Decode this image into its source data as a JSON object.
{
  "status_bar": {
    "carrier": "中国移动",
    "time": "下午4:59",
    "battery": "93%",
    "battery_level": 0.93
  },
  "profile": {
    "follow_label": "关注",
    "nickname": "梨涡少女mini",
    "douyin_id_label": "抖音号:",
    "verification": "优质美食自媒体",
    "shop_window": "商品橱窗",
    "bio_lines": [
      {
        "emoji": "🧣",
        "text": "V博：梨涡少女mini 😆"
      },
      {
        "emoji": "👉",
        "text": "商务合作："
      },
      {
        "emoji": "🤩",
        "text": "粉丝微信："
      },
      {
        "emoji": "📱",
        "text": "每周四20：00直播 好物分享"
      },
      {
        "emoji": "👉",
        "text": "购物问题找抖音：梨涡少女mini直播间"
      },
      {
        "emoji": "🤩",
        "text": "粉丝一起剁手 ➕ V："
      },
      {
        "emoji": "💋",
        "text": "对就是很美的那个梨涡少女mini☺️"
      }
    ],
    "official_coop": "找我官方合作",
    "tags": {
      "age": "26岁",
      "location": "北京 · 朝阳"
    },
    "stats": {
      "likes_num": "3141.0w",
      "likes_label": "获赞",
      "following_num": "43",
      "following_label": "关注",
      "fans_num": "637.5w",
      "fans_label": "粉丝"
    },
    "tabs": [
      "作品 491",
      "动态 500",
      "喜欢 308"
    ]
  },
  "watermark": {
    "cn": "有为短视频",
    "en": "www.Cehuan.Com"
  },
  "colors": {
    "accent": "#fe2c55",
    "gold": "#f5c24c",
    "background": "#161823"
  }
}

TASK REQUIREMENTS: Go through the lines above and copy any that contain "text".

RESULT OF THIS EXERCISE:
        "text": "V博：梨涡少女mini 😆"
        "text": "商务合作："
        "text": "粉丝微信："
        "text": "每周四20：00直播 好物分享"
        "text": "购物问题找抖音：梨涡少女mini直播间"
        "text": "粉丝一起剁手 ➕ V："
        "text": "对就是很美的那个梨涡少女mini☺️"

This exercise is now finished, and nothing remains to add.